(Extracted data entries)
^^^^^^^^^^^^^^^^

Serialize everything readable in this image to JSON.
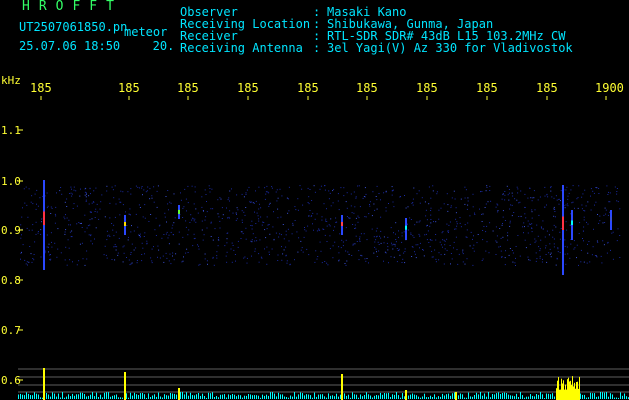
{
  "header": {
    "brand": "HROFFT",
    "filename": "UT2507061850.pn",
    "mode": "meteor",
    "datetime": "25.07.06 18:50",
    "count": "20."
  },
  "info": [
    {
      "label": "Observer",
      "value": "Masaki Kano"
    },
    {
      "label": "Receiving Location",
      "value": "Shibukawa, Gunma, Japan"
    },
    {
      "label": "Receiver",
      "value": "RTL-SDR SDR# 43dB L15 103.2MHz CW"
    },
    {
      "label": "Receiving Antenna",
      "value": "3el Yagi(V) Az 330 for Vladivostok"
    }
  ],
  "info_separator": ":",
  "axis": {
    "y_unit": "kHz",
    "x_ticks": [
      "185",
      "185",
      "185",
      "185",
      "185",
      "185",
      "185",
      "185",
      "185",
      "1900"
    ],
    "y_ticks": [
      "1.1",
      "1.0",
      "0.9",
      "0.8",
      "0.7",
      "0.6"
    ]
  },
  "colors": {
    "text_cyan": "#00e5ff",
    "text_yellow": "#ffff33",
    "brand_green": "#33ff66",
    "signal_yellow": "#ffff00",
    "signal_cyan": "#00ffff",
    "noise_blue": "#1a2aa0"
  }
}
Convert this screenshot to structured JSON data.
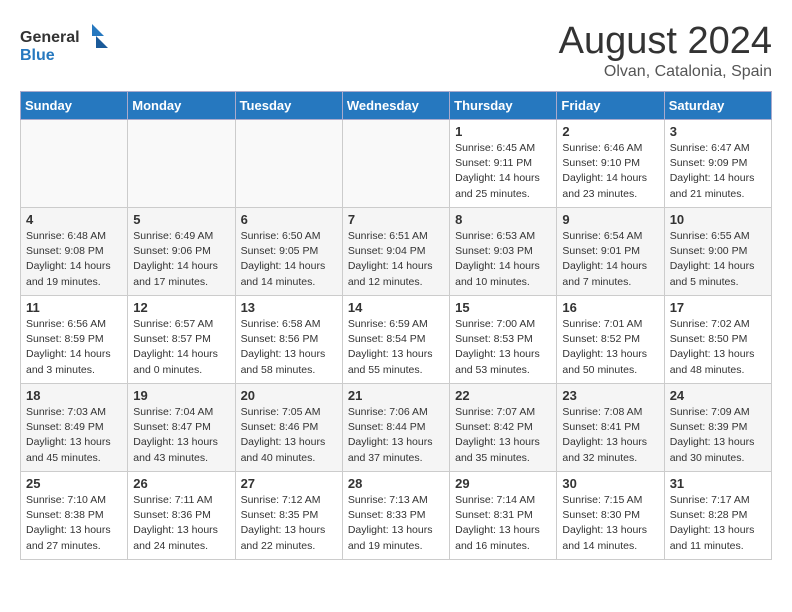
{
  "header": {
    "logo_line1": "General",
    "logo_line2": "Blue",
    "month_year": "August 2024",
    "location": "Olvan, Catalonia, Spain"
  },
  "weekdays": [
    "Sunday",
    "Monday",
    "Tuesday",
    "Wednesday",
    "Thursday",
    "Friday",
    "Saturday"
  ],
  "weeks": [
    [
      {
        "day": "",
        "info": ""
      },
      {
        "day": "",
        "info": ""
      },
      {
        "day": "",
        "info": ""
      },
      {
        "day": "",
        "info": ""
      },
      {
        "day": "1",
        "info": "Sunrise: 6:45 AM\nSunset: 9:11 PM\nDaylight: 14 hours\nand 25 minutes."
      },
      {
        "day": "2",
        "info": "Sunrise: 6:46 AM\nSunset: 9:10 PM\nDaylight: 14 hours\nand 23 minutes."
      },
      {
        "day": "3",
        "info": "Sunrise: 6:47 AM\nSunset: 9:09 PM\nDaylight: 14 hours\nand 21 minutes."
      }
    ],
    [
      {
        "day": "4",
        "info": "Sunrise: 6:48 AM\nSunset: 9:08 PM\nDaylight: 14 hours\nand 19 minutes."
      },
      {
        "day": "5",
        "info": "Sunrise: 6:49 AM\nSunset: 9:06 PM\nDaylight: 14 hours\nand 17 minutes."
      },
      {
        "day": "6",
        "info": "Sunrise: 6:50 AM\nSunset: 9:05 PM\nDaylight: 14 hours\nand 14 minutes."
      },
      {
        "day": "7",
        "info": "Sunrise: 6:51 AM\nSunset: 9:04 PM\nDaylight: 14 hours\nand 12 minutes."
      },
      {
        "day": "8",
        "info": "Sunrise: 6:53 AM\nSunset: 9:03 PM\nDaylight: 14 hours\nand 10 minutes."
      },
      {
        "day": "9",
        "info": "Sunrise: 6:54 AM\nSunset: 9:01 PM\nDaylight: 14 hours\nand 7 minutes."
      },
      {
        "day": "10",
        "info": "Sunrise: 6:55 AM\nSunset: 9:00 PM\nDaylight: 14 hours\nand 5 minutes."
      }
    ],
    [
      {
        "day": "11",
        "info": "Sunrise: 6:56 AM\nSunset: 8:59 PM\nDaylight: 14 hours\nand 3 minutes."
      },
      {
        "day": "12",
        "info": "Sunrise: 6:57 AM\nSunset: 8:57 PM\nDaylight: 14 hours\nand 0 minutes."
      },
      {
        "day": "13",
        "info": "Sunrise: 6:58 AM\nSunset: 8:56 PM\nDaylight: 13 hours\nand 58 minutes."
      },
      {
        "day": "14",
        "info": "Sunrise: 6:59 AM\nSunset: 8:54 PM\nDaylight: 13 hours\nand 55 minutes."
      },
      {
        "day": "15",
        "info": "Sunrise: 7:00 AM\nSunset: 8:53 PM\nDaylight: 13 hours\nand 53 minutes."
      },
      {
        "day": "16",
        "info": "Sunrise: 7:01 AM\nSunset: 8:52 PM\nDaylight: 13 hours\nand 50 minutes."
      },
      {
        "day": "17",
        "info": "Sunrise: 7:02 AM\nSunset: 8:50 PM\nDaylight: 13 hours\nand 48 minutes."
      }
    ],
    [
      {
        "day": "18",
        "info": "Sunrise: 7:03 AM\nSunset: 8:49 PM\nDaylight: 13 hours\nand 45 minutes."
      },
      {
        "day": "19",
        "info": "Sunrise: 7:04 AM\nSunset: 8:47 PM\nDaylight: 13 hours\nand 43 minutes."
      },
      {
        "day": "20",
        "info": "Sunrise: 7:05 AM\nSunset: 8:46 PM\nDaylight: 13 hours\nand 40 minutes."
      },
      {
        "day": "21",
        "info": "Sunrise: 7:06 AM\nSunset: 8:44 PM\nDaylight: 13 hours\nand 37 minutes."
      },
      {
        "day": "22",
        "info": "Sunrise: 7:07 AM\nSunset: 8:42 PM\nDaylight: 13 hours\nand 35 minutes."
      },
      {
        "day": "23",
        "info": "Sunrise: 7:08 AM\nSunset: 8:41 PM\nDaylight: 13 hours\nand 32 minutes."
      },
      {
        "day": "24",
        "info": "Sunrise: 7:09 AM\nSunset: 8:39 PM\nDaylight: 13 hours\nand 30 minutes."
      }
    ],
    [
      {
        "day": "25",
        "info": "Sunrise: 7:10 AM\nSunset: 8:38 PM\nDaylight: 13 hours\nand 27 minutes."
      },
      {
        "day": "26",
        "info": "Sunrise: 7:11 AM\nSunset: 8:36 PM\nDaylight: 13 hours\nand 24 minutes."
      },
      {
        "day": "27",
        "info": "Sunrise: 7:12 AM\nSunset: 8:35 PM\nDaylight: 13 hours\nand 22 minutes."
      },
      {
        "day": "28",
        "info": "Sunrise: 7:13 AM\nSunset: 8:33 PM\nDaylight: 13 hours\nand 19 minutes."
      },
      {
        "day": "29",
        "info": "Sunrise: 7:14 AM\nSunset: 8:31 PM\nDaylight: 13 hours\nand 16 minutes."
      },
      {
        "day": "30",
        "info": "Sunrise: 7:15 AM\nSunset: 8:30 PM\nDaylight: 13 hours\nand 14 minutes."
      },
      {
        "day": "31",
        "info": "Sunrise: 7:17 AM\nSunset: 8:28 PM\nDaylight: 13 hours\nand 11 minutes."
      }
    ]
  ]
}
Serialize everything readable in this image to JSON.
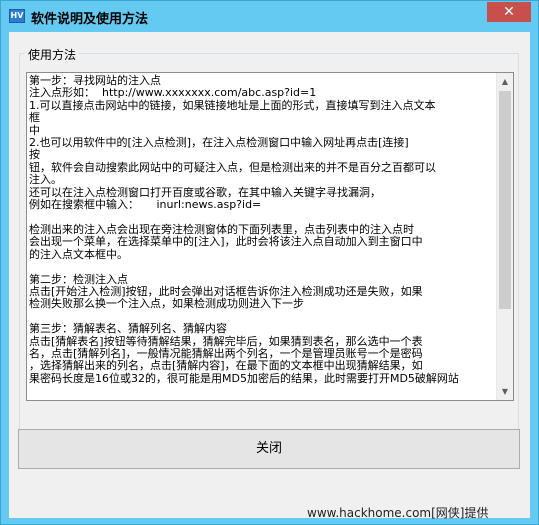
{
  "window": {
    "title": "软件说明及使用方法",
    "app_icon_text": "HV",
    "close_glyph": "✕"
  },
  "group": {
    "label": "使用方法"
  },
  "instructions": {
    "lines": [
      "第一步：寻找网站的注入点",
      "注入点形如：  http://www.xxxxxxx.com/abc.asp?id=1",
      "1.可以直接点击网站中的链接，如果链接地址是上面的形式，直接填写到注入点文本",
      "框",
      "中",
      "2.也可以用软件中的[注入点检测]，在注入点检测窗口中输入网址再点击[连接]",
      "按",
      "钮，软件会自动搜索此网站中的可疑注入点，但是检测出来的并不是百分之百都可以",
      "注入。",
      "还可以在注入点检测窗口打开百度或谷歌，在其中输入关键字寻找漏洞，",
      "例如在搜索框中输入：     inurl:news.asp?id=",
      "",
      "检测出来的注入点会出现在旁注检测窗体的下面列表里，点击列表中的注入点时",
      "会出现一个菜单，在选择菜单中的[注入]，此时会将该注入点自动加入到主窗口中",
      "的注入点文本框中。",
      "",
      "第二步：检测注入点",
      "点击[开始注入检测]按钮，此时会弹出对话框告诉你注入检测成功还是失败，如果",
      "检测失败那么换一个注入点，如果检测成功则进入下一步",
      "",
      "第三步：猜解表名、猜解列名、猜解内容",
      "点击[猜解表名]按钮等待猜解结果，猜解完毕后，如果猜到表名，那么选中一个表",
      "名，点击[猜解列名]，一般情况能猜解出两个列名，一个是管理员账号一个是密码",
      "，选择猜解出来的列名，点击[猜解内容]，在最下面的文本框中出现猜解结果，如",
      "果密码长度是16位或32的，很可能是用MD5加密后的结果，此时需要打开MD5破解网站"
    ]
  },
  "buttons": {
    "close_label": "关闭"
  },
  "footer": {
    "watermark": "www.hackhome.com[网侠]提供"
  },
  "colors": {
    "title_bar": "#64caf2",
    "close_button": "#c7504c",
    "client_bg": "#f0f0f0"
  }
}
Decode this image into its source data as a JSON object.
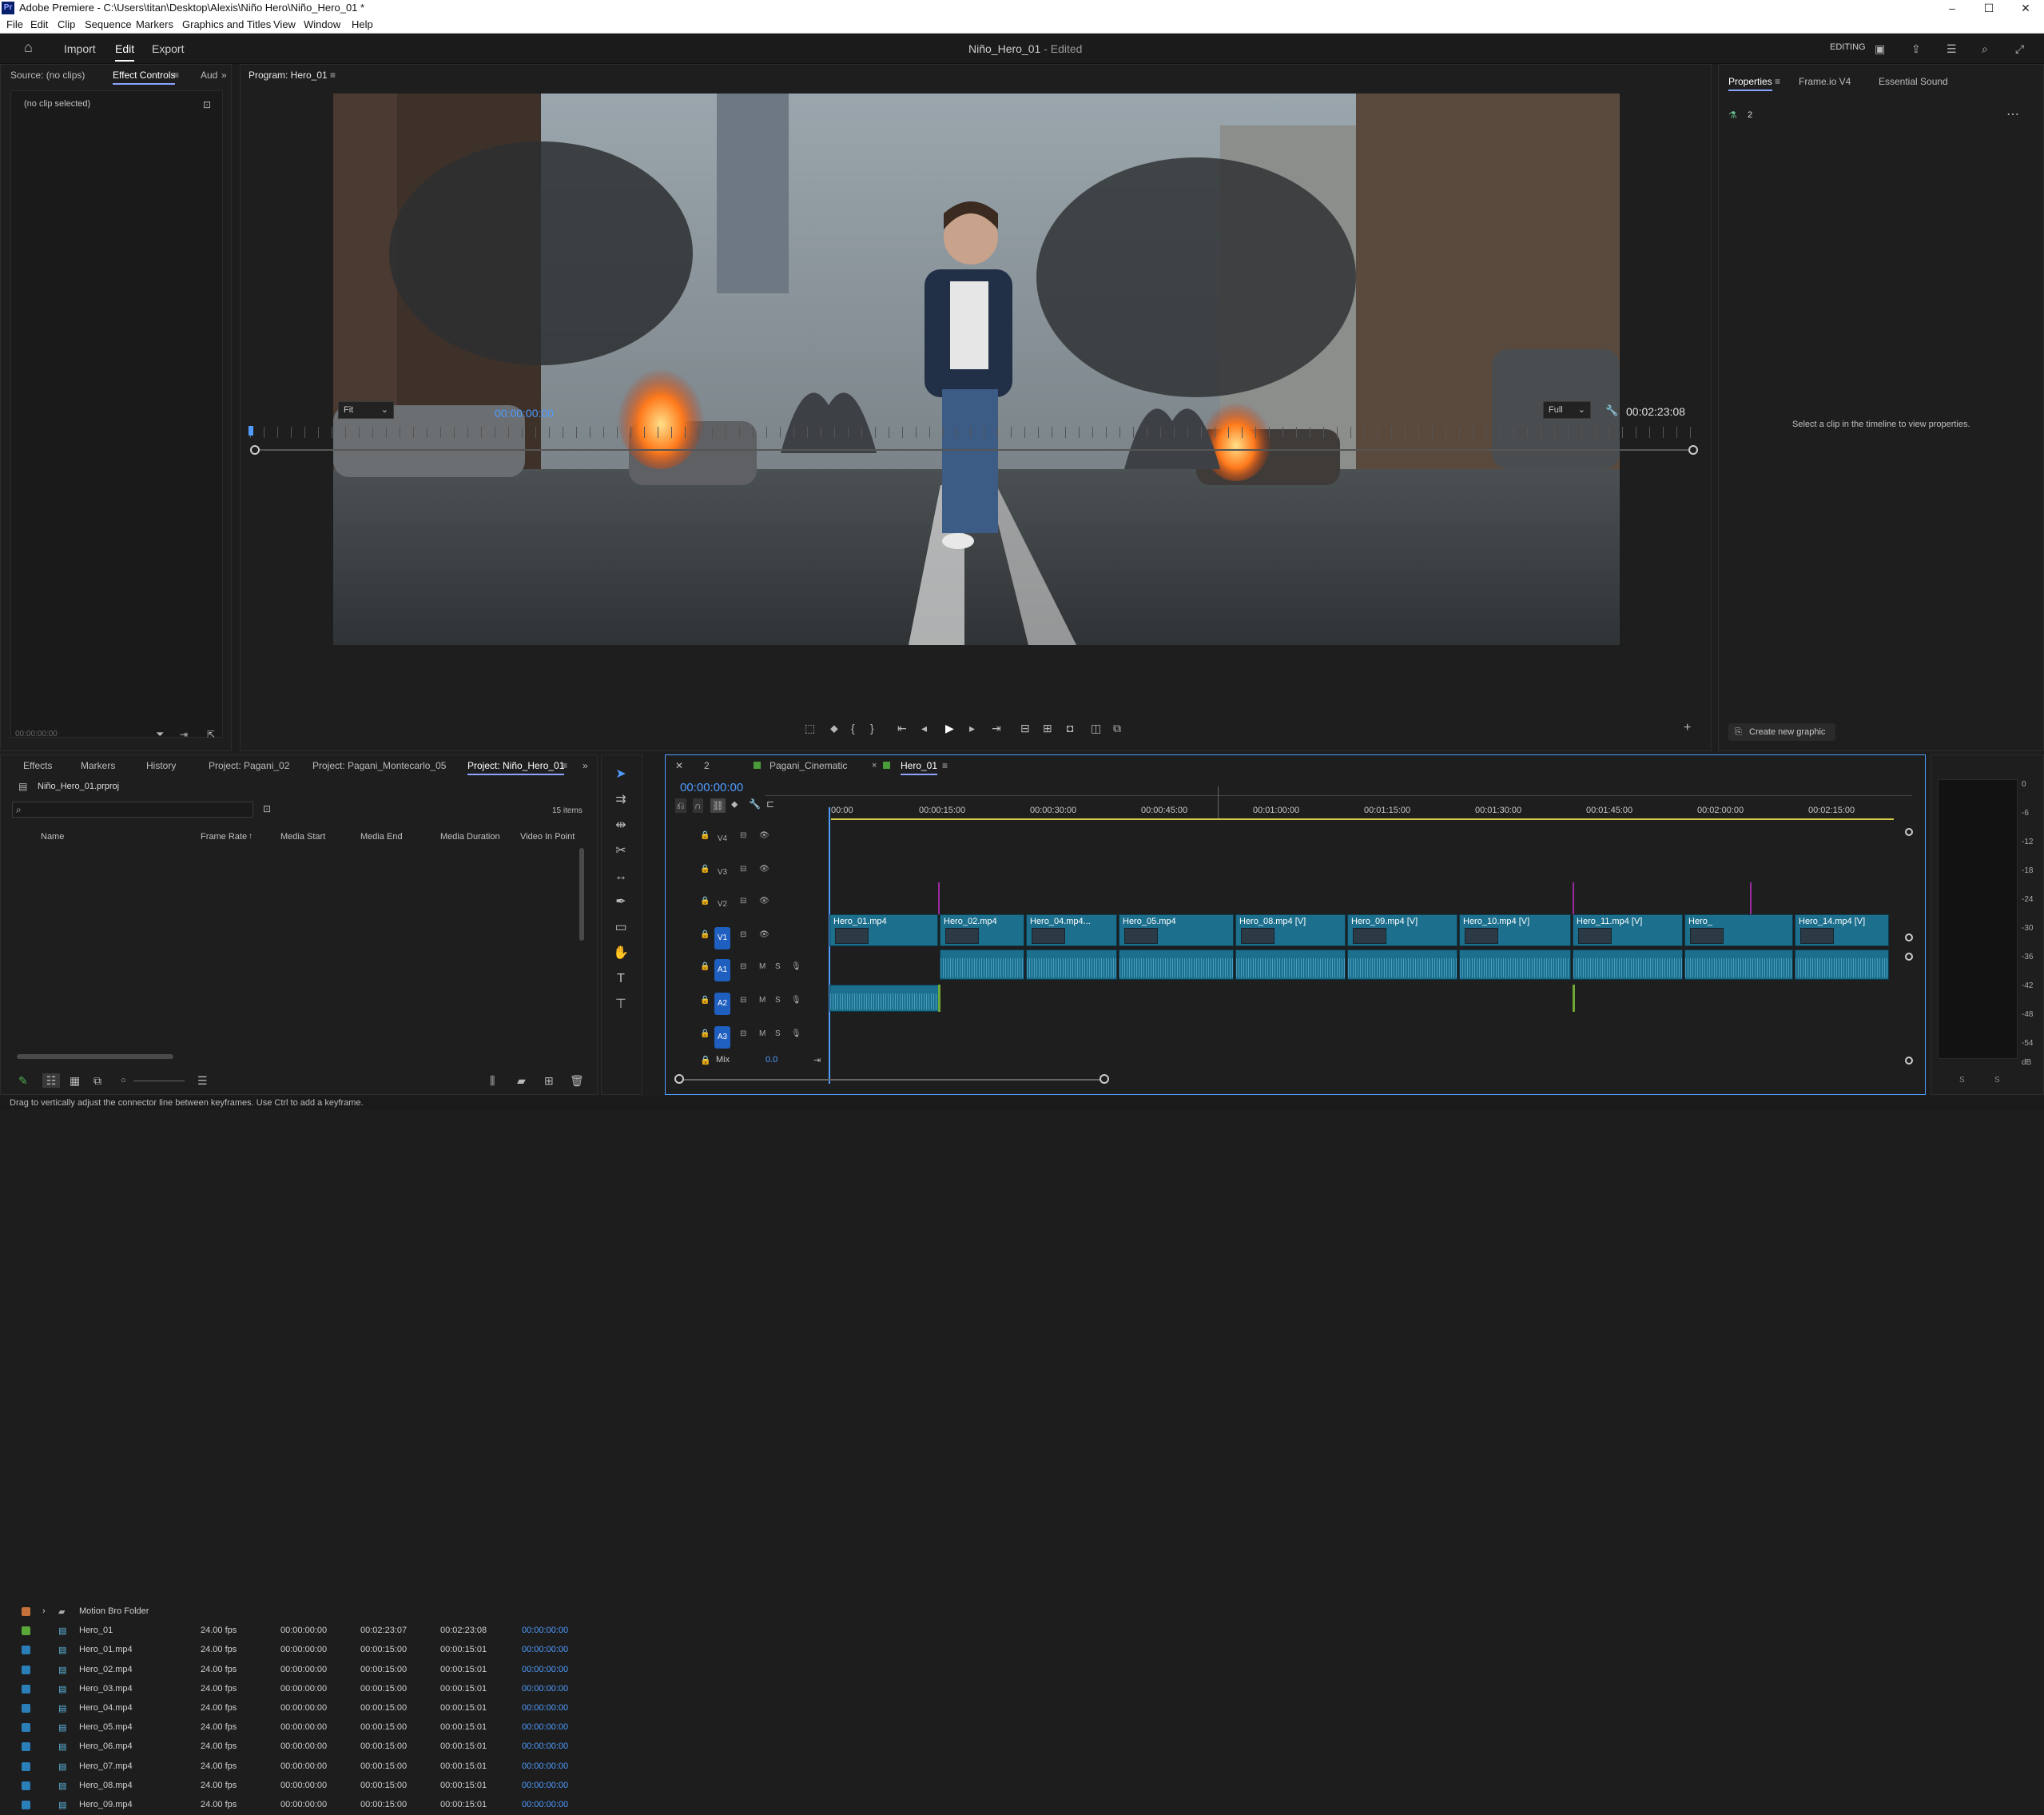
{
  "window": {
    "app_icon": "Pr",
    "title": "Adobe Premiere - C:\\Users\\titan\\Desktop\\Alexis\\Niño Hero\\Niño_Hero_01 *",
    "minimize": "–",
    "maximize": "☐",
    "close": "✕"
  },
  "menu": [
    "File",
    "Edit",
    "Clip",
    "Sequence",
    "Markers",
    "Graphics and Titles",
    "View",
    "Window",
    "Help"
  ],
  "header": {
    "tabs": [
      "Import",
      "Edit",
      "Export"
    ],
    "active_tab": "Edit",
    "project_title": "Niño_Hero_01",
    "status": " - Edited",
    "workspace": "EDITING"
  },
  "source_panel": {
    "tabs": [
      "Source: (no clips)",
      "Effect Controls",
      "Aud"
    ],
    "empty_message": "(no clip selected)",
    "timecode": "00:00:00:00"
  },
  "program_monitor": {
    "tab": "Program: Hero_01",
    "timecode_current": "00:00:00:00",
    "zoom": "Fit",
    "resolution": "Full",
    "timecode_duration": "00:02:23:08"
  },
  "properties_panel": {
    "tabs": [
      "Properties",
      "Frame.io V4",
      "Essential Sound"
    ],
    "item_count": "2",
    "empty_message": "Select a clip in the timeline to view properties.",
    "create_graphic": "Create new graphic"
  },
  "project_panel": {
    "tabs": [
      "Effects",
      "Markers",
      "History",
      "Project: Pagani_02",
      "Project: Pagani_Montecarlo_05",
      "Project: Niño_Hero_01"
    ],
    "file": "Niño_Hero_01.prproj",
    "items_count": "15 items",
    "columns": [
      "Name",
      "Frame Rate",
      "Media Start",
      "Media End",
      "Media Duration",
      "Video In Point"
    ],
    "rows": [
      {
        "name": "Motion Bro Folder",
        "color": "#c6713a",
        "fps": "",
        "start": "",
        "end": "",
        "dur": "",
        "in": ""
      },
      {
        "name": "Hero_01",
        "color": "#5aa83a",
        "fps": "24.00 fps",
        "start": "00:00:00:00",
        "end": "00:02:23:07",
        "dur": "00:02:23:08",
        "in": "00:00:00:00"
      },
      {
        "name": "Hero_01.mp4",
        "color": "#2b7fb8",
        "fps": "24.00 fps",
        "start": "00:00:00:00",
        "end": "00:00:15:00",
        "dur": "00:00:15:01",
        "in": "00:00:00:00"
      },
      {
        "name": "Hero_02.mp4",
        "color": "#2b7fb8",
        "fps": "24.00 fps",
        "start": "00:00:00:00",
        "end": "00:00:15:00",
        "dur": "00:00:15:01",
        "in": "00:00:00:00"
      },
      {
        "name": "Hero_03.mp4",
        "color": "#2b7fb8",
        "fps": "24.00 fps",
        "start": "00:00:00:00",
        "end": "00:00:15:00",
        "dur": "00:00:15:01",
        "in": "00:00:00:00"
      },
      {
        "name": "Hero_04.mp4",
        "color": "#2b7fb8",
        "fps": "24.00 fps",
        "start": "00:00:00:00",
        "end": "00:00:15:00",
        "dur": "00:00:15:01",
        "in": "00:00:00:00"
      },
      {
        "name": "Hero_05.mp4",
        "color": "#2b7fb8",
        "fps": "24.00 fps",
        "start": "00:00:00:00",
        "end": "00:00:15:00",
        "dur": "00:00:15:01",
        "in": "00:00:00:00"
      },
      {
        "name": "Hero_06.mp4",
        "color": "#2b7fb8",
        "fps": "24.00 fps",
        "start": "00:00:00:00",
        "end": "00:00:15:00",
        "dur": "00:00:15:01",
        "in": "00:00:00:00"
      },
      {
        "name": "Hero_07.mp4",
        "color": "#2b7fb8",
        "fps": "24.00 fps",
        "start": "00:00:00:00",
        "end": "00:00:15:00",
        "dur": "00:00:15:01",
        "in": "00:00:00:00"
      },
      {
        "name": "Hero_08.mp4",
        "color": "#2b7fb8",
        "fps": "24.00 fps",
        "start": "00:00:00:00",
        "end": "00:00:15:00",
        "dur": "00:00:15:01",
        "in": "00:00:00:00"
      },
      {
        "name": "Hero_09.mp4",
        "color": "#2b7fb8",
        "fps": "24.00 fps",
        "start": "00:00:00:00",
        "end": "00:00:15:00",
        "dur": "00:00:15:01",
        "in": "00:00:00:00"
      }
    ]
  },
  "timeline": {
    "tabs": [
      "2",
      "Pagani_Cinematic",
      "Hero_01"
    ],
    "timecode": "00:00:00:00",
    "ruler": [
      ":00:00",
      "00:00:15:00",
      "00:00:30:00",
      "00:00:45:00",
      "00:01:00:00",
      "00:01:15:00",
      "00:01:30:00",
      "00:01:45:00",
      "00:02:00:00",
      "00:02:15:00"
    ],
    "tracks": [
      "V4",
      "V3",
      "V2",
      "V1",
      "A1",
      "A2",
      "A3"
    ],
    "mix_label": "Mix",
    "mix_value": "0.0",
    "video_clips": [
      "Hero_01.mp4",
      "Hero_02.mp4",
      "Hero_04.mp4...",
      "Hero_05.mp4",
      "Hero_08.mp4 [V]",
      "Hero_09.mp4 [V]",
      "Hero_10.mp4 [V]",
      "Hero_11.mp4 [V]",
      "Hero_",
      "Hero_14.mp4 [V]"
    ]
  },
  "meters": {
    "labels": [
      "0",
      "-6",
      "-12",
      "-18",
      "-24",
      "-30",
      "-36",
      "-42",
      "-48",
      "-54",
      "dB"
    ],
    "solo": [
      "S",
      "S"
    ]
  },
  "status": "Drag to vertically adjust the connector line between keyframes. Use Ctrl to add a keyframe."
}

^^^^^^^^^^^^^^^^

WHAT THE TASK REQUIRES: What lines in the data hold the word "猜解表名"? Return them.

EXERCISE RESULT:
      "第三步：猜解表名、猜解列名、猜解内容",
      "点击[猜解表名]按钮等待猜解结果，猜解完毕后，如果猜到表名，那么选中一个表",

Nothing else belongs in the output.